# ODE - First encounter, not understanding them

1. Jan 28, 2013

### Astrum

1. The problem statement, all variables and given/known data
First time I've had to deal with ODEs, an I'm pretty confused.

This SHOULD be a simple ODE for finding air resistance, that is only dealing with the y vector (up and down in this case)

$m\frac{dv_{y}}{dt}=mg-kv_{y}$

2. Relevant equations
F=ma
f=-kV

3. The attempt at a solution
First order differential equation, so we only need to integrate once.

$$m\frac{dv_{y}}{dt}=mg-kv_{y}=g-\frac{kv}{m}$$

$$\int\frac{dv}{dt}=gt-\frac{k}{m}\int v dt$$

I have no idea where to go from here. The answer in the book gives:

$$v=\frac{mg}{k}(1-e^{-\frac{kt}{m}})$$

2. Jan 28, 2013

### Staff: Mentor

This (above) won't work.
Divide both sides by m to get
dv/dt = g - (k/m)v

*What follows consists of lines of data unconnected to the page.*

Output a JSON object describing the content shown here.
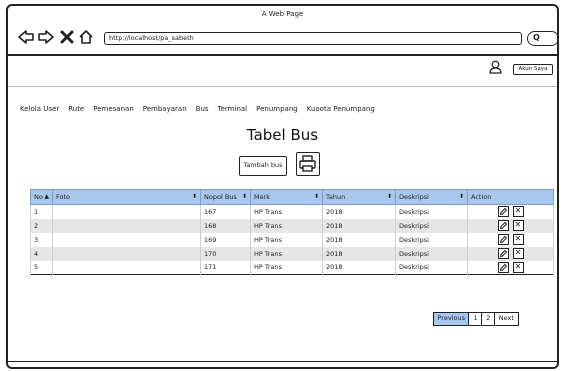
{
  "window": {
    "title": "A Web Page"
  },
  "browser": {
    "url": "http://localhost/pa_sabeth",
    "search_glyph": "Q"
  },
  "header": {
    "account_button": "Akun Saya"
  },
  "menu": [
    "Kelola User",
    "Rute",
    "Pemesanan",
    "Pembayaran",
    "Bus",
    "Terminal",
    "Penumpang",
    "Kuoota Penumpang"
  ],
  "main": {
    "title": "Tabel Bus",
    "add_button": "Tambah bus"
  },
  "table": {
    "columns": [
      "No",
      "Foto",
      "Nopol Bus",
      "Merk",
      "Tahun",
      "Deskripsi",
      "Action"
    ],
    "rows": [
      [
        "1",
        "",
        "167",
        "HP Trans",
        "2018",
        "Deskripsi"
      ],
      [
        "2",
        "",
        "168",
        "HP Trans",
        "2018",
        "Deskripsi"
      ],
      [
        "3",
        "",
        "169",
        "HP Trans",
        "2018",
        "Deskripsi"
      ],
      [
        "4",
        "",
        "170",
        "HP Trans",
        "2018",
        "Deskripsi"
      ],
      [
        "5",
        "",
        "171",
        "HP Trans",
        "2018",
        "Deskripsi"
      ]
    ]
  },
  "pagination": {
    "previous": "Previous",
    "pages": [
      "1",
      "2"
    ],
    "next": "Next"
  },
  "colors": {
    "header_fill": "#a9c7ee",
    "stripe": "#e6e6e6"
  },
  "icons": [
    "back-icon",
    "forward-icon",
    "close-icon",
    "home-icon",
    "user-icon",
    "printer-icon",
    "edit-icon",
    "delete-icon",
    "sort-icon"
  ]
}
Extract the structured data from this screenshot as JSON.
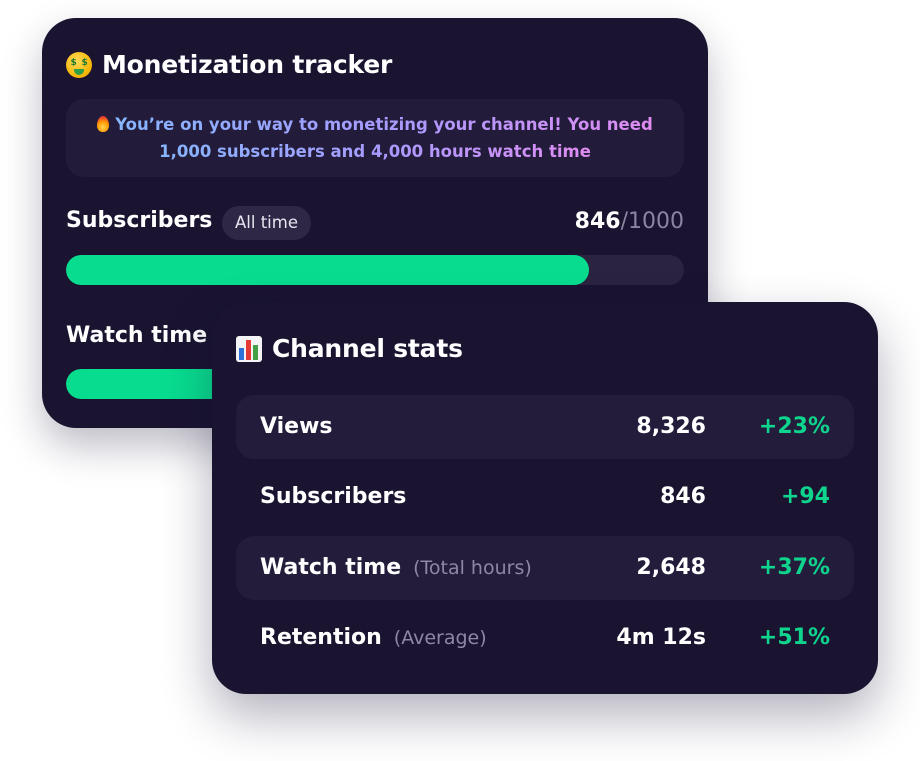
{
  "colors": {
    "card_background": "#1a1431",
    "row_highlight": "#231d3b",
    "progress_fill": "#08dd8f",
    "progress_track": "#2a2440",
    "positive_delta": "#0ed48d",
    "muted_text": "#8d88a3"
  },
  "monetization": {
    "title": "Monetization tracker",
    "title_icon": "money-mouth-face-icon",
    "notice_icon": "fire-icon",
    "notice_line1": "You’re on your way to monetizing your channel! You need",
    "notice_line2": "1,000 subscribers and 4,000 hours watch time",
    "subscribers": {
      "label": "Subscribers",
      "range_pill": "All time",
      "current": "846",
      "target": "/1000",
      "progress_fraction": 0.846
    },
    "watch_time": {
      "label": "Watch time",
      "progress_fraction": 0.66
    }
  },
  "stats": {
    "title": "Channel stats",
    "title_icon": "bar-chart-icon",
    "rows": [
      {
        "name": "Views",
        "sub": "",
        "value": "8,326",
        "delta": "+23%"
      },
      {
        "name": "Subscribers",
        "sub": "",
        "value": "846",
        "delta": "+94"
      },
      {
        "name": "Watch time",
        "sub": "(Total hours)",
        "value": "2,648",
        "delta": "+37%"
      },
      {
        "name": "Retention",
        "sub": "(Average)",
        "value": "4m 12s",
        "delta": "+51%"
      }
    ]
  }
}
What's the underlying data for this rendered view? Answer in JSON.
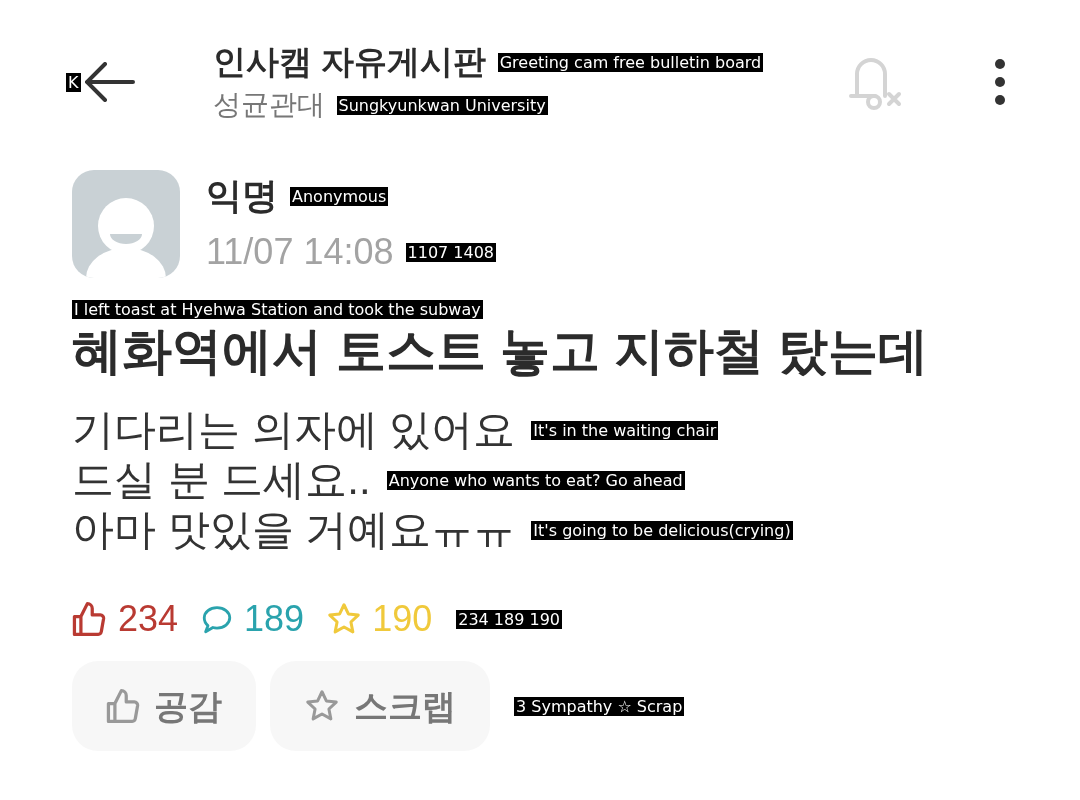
{
  "header": {
    "back_label": "K",
    "board": "인사캠 자유게시판",
    "board_translation": "Greeting cam free bulletin board",
    "school": "성균관대",
    "school_translation": "Sungkyunkwan University"
  },
  "author": {
    "name": "익명",
    "name_translation": "Anonymous",
    "date": "11/07 14:08",
    "date_translation": "1107 1408"
  },
  "post": {
    "title": "혜화역에서 토스트 놓고 지하철 탔는데",
    "title_translation": "I left toast at Hyehwa Station and took the subway",
    "lines": [
      {
        "text": "기다리는 의자에 있어요",
        "translation": "It's in the waiting chair"
      },
      {
        "text": "드실 분 드세요..",
        "translation": "Anyone who wants to eat? Go ahead"
      },
      {
        "text": "아마 맛있을 거예요ㅠㅠ",
        "translation": "It's going to be delicious(crying)"
      }
    ]
  },
  "stats": {
    "likes": "234",
    "comments": "189",
    "scraps": "190",
    "translation": "234 189 190"
  },
  "actions": {
    "buttons": [
      {
        "kind": "like",
        "label": "공감"
      },
      {
        "kind": "scrap",
        "label": "스크랩"
      }
    ],
    "translation": "3 Sympathy ☆ Scrap"
  }
}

This equation is separable, so get everything involving v and dv on one side, and everything involving t and dt on the other. (There is nothing that involves t, though.)

3. Jan 28, 2013

### rude man

The book answer does not include a possible initial velocity .

I'm sure there's a "classical" way to solve this equation. As an EE I would of course use the Laplace transform method, which sadly is not taught in most diff. eq. courses but should be.

The book answer is correct if initial velocity = 0.

(If you're interested in the Laplace method let me know.)

EDIT: Mark44 has the way to go. I tried but could not figure out how to separate the variables.

4. Jan 28, 2013

### Astrum

I'll be honest, I had to look up what a separable ODE was.

So, after doing that, I got:

$$\int\frac{k}{m}v-g dv=\int dt$$

so this equals: $\frac{k}{2m}v^{2}-gv=t$

And the next step is to just rearrange?

5. Jan 28, 2013

### Staff: Mentor

This isn't right, due to an algebra error.

Starting from dv/dt = g - (k/m)v,

we have dv/(g - (k/m)v) = dt

Now the equation is separated, and you can integrate both sides.

6. Jan 28, 2013

### Staff: Mentor

I taught diff. eqns. for a lot of years, and Laplace transforms were one of the techniques presented. They weren't taught at the beginning of the course, though, and that's where the OP is, I believe.

7. Jan 28, 2013

### rude man

I had two texts on diff. eq's and neither mentioned Laplace. One was by MIT people.

8. Jan 29, 2013

### HallsofIvy

Staff Emeritus
Personally, I dislike the "Laplace transform method". It loved by engineers because it gives a very "mechanical" way of solving differential equations. You just "look up" the inverse transfors in a table. But I have never met a differentia equation, solvable by Laplace transform, that was not, in my opinion, more easily solved by direct methods.

9. Jan 29, 2013

### rude man

I'm not sure that "guessing" a solution to a diff. eq., as is done classically, is more insightful than looking up an inverse in a table. And I like the convenience of not having to do two solutions (homogeneous & inhomogeneous) and also including the initial conditions automatically.

Chaqu'un a son gout.